                However.... if you really really want to control usage within YOUR current timeslice for your current thread of execution, you need to read up on "Fibers." (Warning: not for the faint of heart!)

                that I'm safer keeping Dialog DoEvents out of the dialog and should use it solely for the message pump of a modeless dialog as its designers apparently intended.
                No, I don't think it's any more safe or dangerous. I just think it's a <expletive deleted> way to write code.

                Nor do I have any idea just what the designers intended.

                guarantees of its feature set (especially in an undocumented way) aren't something you want to bank your app on.
                Now THAT has a "safe/dangerous" context, for sure.

                Michael Mattias
                Tal Systems (retired)
                Port Washington WI USA
                [email protected]


                • #9
                  I see where Gary is going (as a VB-refugee) and timing koinky-dink was looking at the same lines at the time I think I can add the same question along with a twist (See "apiSleep" in the Win32Api file for details)

                  my best "Guesstimate" is that sleep really does the following:
                  1.) Pause your code
                  2.) Allow other threads or apps to "Catch Up" if they are waiting
                  3.) if nothing waiting then your code continues if your amount of time has finished.

                  Am I wrong? right? misunderstood

                  my VB days would let me push a button to abort any loops I had running....but I get why a message of "Woops wait a sec...things changed so abort what you were working on" comes into play
                  Engineer's Motto: If it aint broke take it apart and fix it

                  "If at 1st you don't succeed... call it version 1.0"

                  "Half of Programming is coding"....."The other 90% is DEBUGGING"

                  "Document my code????" .... "WHYYY??? do you think they call it CODE? "


                  • #10
                    It goes something like this:

                    Each thread is allocated 1 timeslice at a time by the OS.

                    A thread which works for the whole time will be forcibly interupted by the OS at the end of that timeslice and control will be given to the next thread which the OS deems needs it most.
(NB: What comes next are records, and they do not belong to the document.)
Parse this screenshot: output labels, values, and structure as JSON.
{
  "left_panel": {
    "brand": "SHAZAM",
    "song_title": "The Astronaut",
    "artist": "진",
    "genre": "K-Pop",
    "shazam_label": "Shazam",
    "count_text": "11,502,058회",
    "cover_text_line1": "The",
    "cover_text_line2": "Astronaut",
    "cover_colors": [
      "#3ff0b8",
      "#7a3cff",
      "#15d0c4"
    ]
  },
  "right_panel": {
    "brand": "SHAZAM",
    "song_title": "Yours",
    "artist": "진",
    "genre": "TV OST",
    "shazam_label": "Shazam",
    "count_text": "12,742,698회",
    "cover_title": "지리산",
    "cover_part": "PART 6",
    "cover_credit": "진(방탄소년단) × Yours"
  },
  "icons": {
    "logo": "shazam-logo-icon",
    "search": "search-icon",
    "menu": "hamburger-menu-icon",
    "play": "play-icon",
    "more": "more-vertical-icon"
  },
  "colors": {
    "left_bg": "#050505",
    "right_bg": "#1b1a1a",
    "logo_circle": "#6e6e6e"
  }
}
Which thread get it depends on the thread priorities and how long it is since the thread last had a timeslice.

                    If a thread has nothing to do then it can give up its current timeslice using SLEEP to allow other threads to make use of it.
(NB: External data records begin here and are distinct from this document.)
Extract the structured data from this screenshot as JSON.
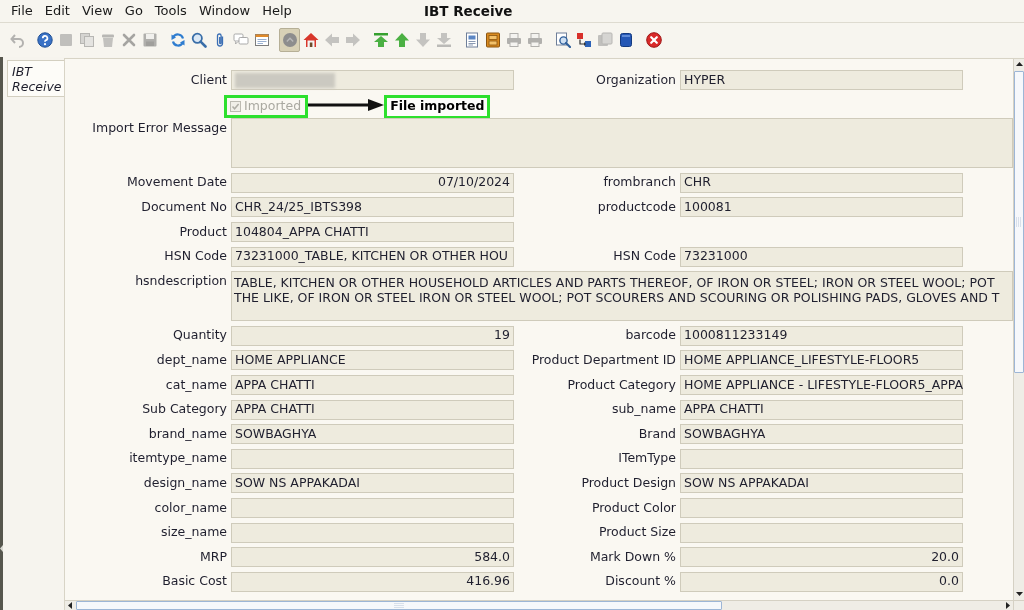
{
  "menu_bar": {
    "items": [
      "File",
      "Edit",
      "View",
      "Go",
      "Tools",
      "Window",
      "Help"
    ]
  },
  "window": {
    "title": "IBT Receive"
  },
  "toolbar": [
    [
      {
        "disabled": true,
        "pressed": false
      }
    ],
    [
      {
        "disabled": false,
        "pressed": false
      },
      {
        "disabled": true,
        "pressed": false
      },
      {
        "disabled": true,
        "pressed": false
      },
      {
        "disabled": true,
        "pressed": false
      },
      {
        "disabled": true,
        "pressed": false
      },
      {
        "disabled": true,
        "pressed": false
      }
    ],
    [
      {
        "disabled": false,
        "pressed": false
      },
      {
        "disabled": false,
        "pressed": false
      },
      {
        "disabled": false,
        "pressed": false
      },
      {
        "disabled": false,
        "pressed": false
      },
      {
        "disabled": false,
        "pressed": false
      }
    ],
    [
      {
        "disabled": false,
        "pressed": true
      },
      {
        "disabled": false,
        "pressed": false
      },
      {
        "disabled": true,
        "pressed": false
      },
      {
        "disabled": true,
        "pressed": false
      }
    ],
    [
      {
        "disabled": false,
        "pressed": false
      },
      {
        "disabled": false,
        "pressed": false
      },
      {
        "disabled": true,
        "pressed": false
      },
      {
        "disabled": true,
        "pressed": false
      }
    ],
    [
      {
        "disabled": false,
        "pressed": false
      },
      {
        "disabled": false,
        "pressed": false
      },
      {
        "disabled": true,
        "pressed": false
      },
      {
        "disabled": true,
        "pressed": false
      }
    ],
    [
      {
        "disabled": false,
        "pressed": false
      },
      {
        "disabled": false,
        "pressed": false
      },
      {
        "disabled": true,
        "pressed": false
      },
      {
        "disabled": false,
        "pressed": false
      }
    ],
    [
      {
        "disabled": false,
        "pressed": false
      }
    ]
  ],
  "side_tabs": [
    {
      "label": "IBT Receive",
      "selected": true
    }
  ],
  "form": {
    "rows": [
      {
        "left": {
          "label": "Client",
          "kind": "text",
          "redacted": true
        },
        "right": {
          "label": "Organization",
          "kind": "text",
          "value": "HYPER"
        }
      },
      {
        "left": {
          "label": "Imported",
          "kind": "checkbox",
          "checked": true,
          "disabled": true,
          "annotation": {
            "text": "File imported"
          }
        }
      },
      {
        "wide": {
          "label": "Import Error Message",
          "kind": "textarea"
        }
      },
      {
        "left": {
          "label": "Movement Date",
          "kind": "date",
          "value": "07/10/2024"
        },
        "right": {
          "label": "frombranch",
          "kind": "text",
          "value": "CHR"
        }
      },
      {
        "left": {
          "label": "Document No",
          "kind": "text",
          "value": "CHR_24/25_IBTS398"
        },
        "right": {
          "label": "productcode",
          "kind": "text",
          "value": "100081"
        }
      },
      {
        "left": {
          "label": "Product",
          "kind": "text",
          "value": "104804_APPA CHATTI"
        }
      },
      {
        "left": {
          "label": "HSN Code",
          "kind": "text",
          "value": "73231000_TABLE, KITCHEN OR OTHER HOU"
        },
        "right": {
          "label": "HSN Code",
          "kind": "text",
          "value": "73231000"
        }
      },
      {
        "wide": {
          "label": "hsndescription",
          "kind": "textarea",
          "lines": [
            "TABLE, KITCHEN OR OTHER HOUSEHOLD ARTICLES AND PARTS THEREOF, OF IRON OR STEEL; IRON OR STEEL WOOL; POT",
            "THE LIKE, OF IRON OR STEEL IRON OR STEEL WOOL; POT SCOURERS AND SCOURING OR POLISHING PADS, GLOVES AND T"
          ]
        }
      },
      {
        "left": {
          "label": "Quantity",
          "kind": "number",
          "value": "19"
        },
        "right": {
          "label": "barcode",
          "kind": "text",
          "value": "1000811233149"
        }
      },
      {
        "left": {
          "label": "dept_name",
          "kind": "text",
          "value": "HOME APPLIANCE"
        },
        "right": {
          "label": "Product Department ID",
          "kind": "text",
          "value": "HOME APPLIANCE_LIFESTYLE-FLOOR5"
        }
      },
      {
        "left": {
          "label": "cat_name",
          "kind": "text",
          "value": "APPA CHATTI"
        },
        "right": {
          "label": "Product Category",
          "kind": "text",
          "value": "HOME APPLIANCE - LIFESTYLE-FLOOR5_APPA"
        }
      },
      {
        "left": {
          "label": "Sub Category",
          "kind": "text",
          "value": "APPA CHATTI"
        },
        "right": {
          "label": "sub_name",
          "kind": "text",
          "value": "APPA CHATTI"
        }
      },
      {
        "left": {
          "label": "brand_name",
          "kind": "text",
          "value": "SOWBAGHYA"
        },
        "right": {
          "label": "Brand",
          "kind": "text",
          "value": "SOWBAGHYA"
        }
      },
      {
        "left": {
          "label": "itemtype_name",
          "kind": "text"
        },
        "right": {
          "label": "ITemType",
          "kind": "text"
        }
      },
      {
        "left": {
          "label": "design_name",
          "kind": "text",
          "value": "SOW NS APPAKADAI"
        },
        "right": {
          "label": "Product Design",
          "kind": "text",
          "value": "SOW NS APPAKADAI"
        }
      },
      {
        "left": {
          "label": "color_name",
          "kind": "text"
        },
        "right": {
          "label": "Product Color",
          "kind": "text"
        }
      },
      {
        "left": {
          "label": "size_name",
          "kind": "text"
        },
        "right": {
          "label": "Product Size",
          "kind": "text"
        }
      },
      {
        "left": {
          "label": "MRP",
          "kind": "number",
          "value": "584.0"
        },
        "right": {
          "label": "Mark Down %",
          "kind": "number",
          "value": "20.0"
        }
      },
      {
        "left": {
          "label": "Basic Cost",
          "kind": "number",
          "value": "416.96"
        },
        "right": {
          "label": "Discount %",
          "kind": "number",
          "value": "0.0"
        }
      }
    ]
  }
}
                    SLEEP 0 gives up the remainder of the current timeslice but indicates that the thread is still in need of CPU time so the OS will go around the rest of the threads just as if the timeslice was finished and return to the current thread as soon as it gets around to rescheduling it. This could be immediately if no other thread needs a timeslice when SLEEP 0 is executed.

                    SLEEP N will give up the current timeslice and indicates that no more time will be needed for at least N msecs. If no other thread needs time then the time is allocated to CPU idle time. There is no guarantee that control will return in N msecs as this is a minimum time. If lots of other threads are running then each will get their turn before the current thread is rescheduled so it could be a lot longer than N msecs.
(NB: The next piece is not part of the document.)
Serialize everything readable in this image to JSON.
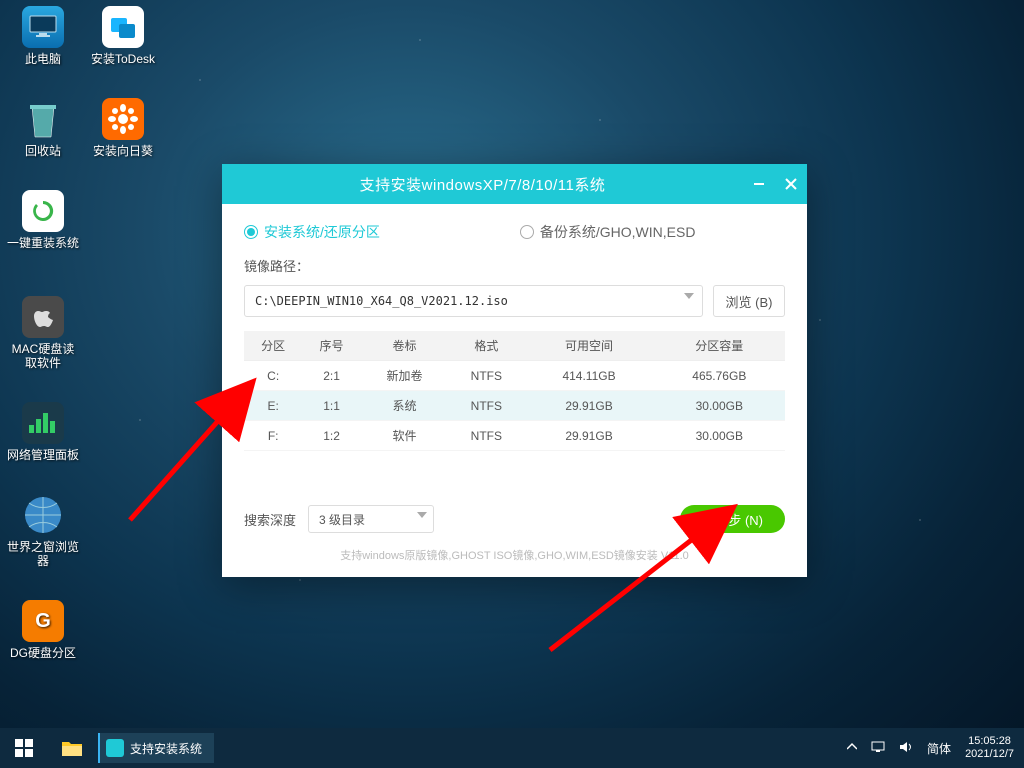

                    SLEEP 1 gives up the minimum timeslice time. A timeslice is typically 15msec so sleep 1 will give wait for at least 15 msec before recheduling the thread but if the OS has a shorter timeslice then that minimum time is used instead.